The number of registered political parties has increased significantly over the past decade. However, this has not translated into a more diverse choice for South African voters.
In the 2014 elections, 29 parties contested the national elections, only 13 made it into the National Assembly.
In 2019, just 14 parties emerged from a pool of 48 parties contesting. Currently, 360 parties are eligible to contest in the 2024 polls.
While there have been concerns about the logistical implications of hundreds of contenders, the Electoral Commission (IEC) believes that the prospects of having significantly more parties in Parliament after next year’s elections are slim.
Just under 600 political parties are registered with the IEC, but 360 are eligible to run in the national elections. Some experts say the increasing number of political parties, is a testament to South Africa’s ripening democracy.
The IEC says the proliferation of parties does not necessarily mean the addition of more parties in Parliament. “For us, the constitution calls for a multi-party democracy but the reality is that, in each election, there’s an increase in the number of parties and increase of parties in the ballot paper but that has not translated into plurality of voice, the voice in the national assembly has platooned at 14 parties, so if there are new entrants but the voters have repudiated many of the others,” says Deputy Chief Electoral Officer, Masego Shiburi.
Asked why this is the case, Shiburi cites that some political movements may not offer what South Africans need.
“There are many parties but they don’t offer a varied menu to the voters and maybe some are just a demonstration of our body politics especially the fact that some are personality-driven, some are just splinters from existing parties, so they don’t offer, from an ideological perspective, I don’t think they offer much difference to the voting public.”
The IEC has put in place measures to ensure contestants in the elections are serious about their participation. Those include certain signature quotas and registration deposits.
“If we didn’t have those requirements, what it means is that all the registered parties could theoretically qualify to be on the ballot paper and if you have 600 parties on the ballot paper, you are making it difficult for the voter because ultimately a ballot paper is the only tool that enables a voter to make and record their choice, and for us to translate that choice into representation in the legislative assembly.”

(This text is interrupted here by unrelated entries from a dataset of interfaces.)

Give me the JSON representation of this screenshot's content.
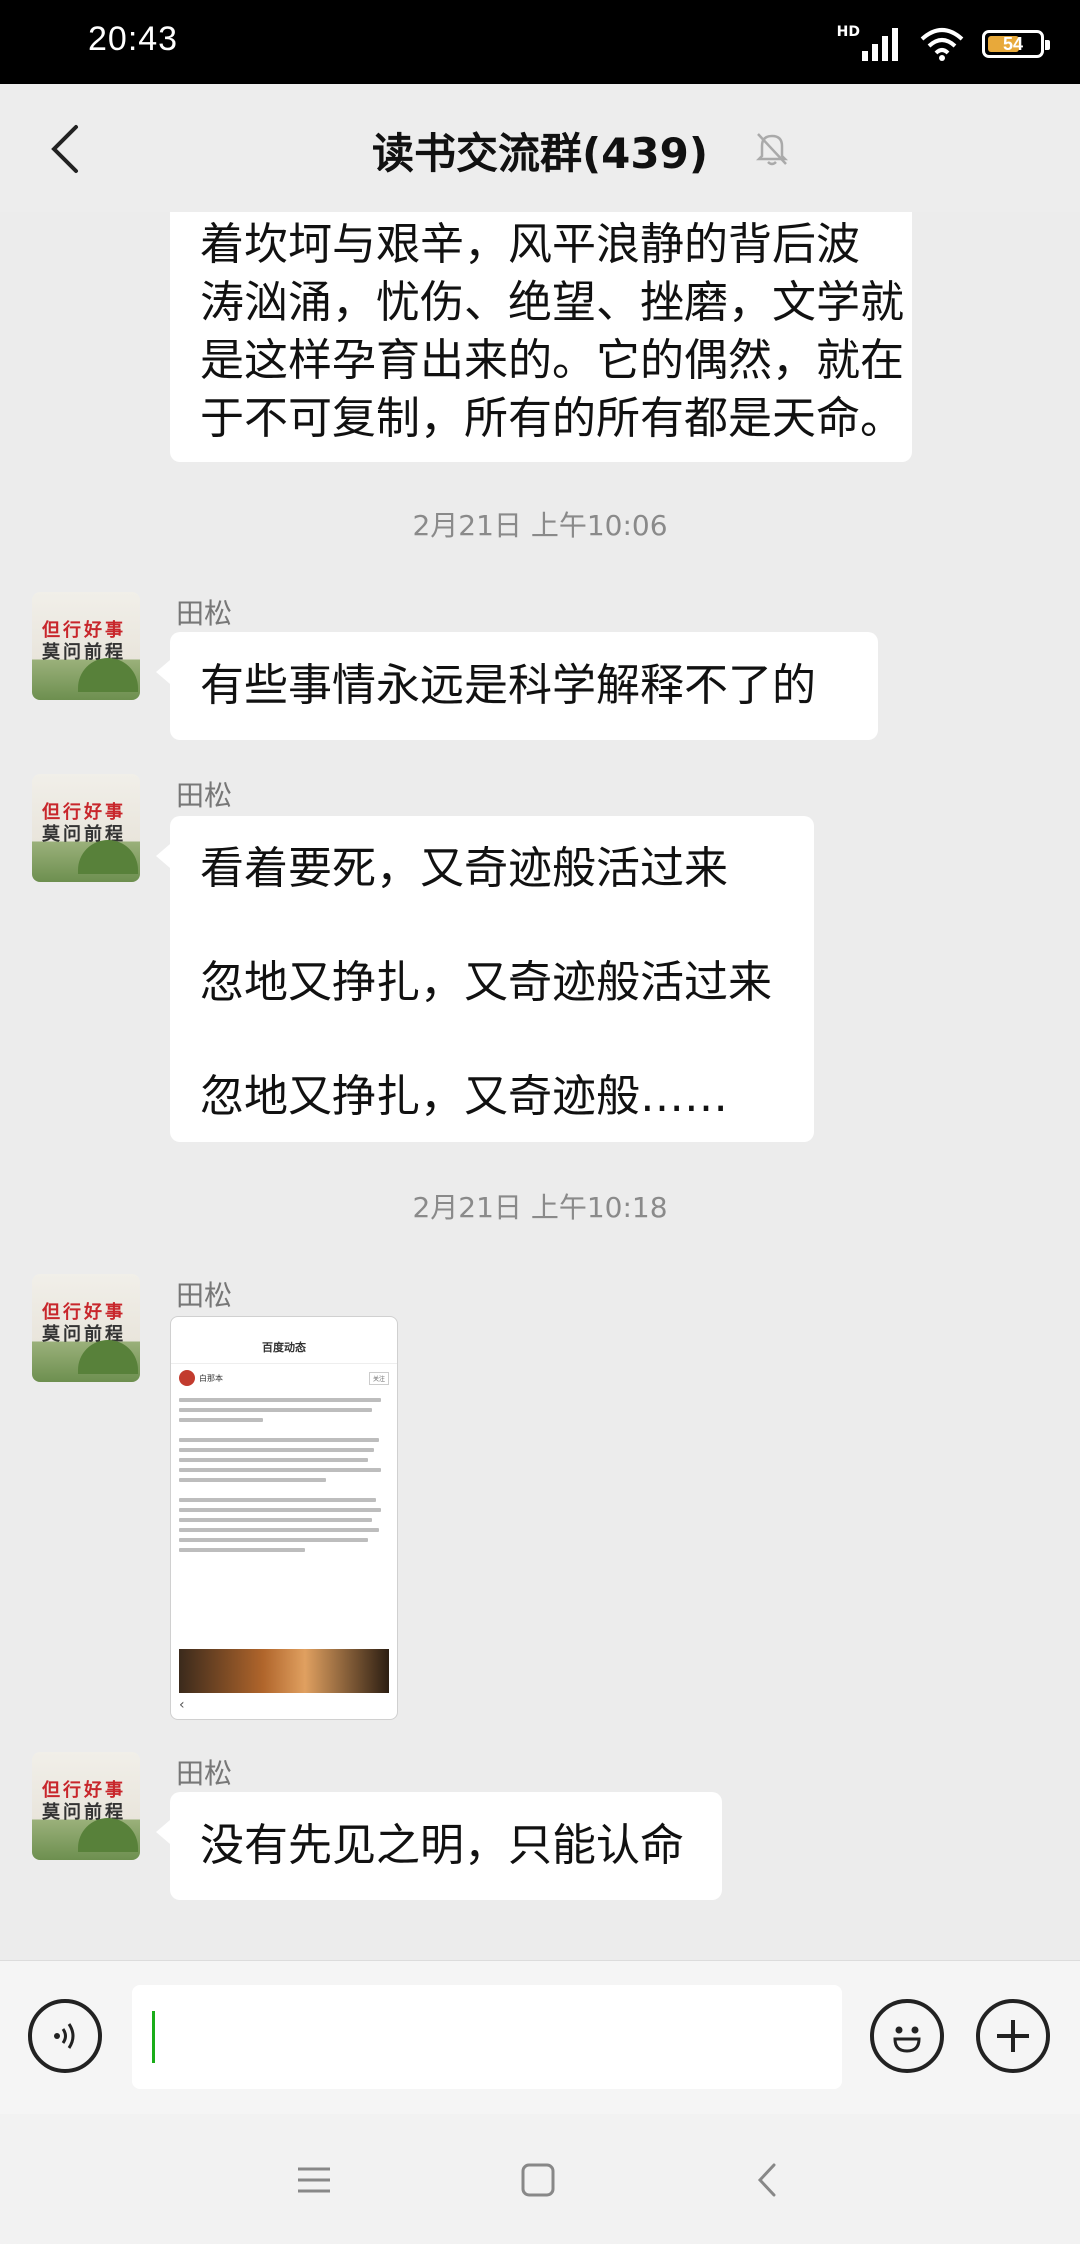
{
  "status_bar": {
    "time": "20:43",
    "network": "HD",
    "battery_level": "54"
  },
  "header": {
    "title": "读书交流群(439)"
  },
  "messages": {
    "top_bubble_lines": [
      "着坎坷与艰辛，风平浪静的背后波",
      "涛汹涌，忧伤、绝望、挫磨，文学就",
      "是这样孕育出来的。它的偶然，就在",
      "于不可复制，所有的所有都是天命。"
    ],
    "timestamp_1": "2月21日 上午10:06",
    "msg1": {
      "sender": "田松",
      "text": "有些事情永远是科学解释不了的"
    },
    "msg2": {
      "sender": "田松",
      "line1": "看着要死，又奇迹般活过来",
      "line2": "忽地又挣扎，又奇迹般活过来",
      "line3": "忽地又挣扎，又奇迹般……"
    },
    "timestamp_2": "2月21日 上午10:18",
    "msg3": {
      "sender": "田松",
      "image_title": "百度动态",
      "image_author": "白那本",
      "image_follow": "关注"
    },
    "msg4": {
      "sender": "田松",
      "text": "没有先见之明，只能认命"
    },
    "avatar": {
      "line1": "但行好事",
      "line2": "莫问前程"
    }
  },
  "input": {
    "placeholder": ""
  },
  "icons": {
    "back": "chevron-left-icon",
    "mute": "bell-off-icon",
    "voice": "voice-icon",
    "emoji": "emoji-icon",
    "plus": "plus-icon"
  }
}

Despite this trend, the enthusiasm of those seeking to form political parties and throw their hats in the ring in the upcoming elections remains un-dampened.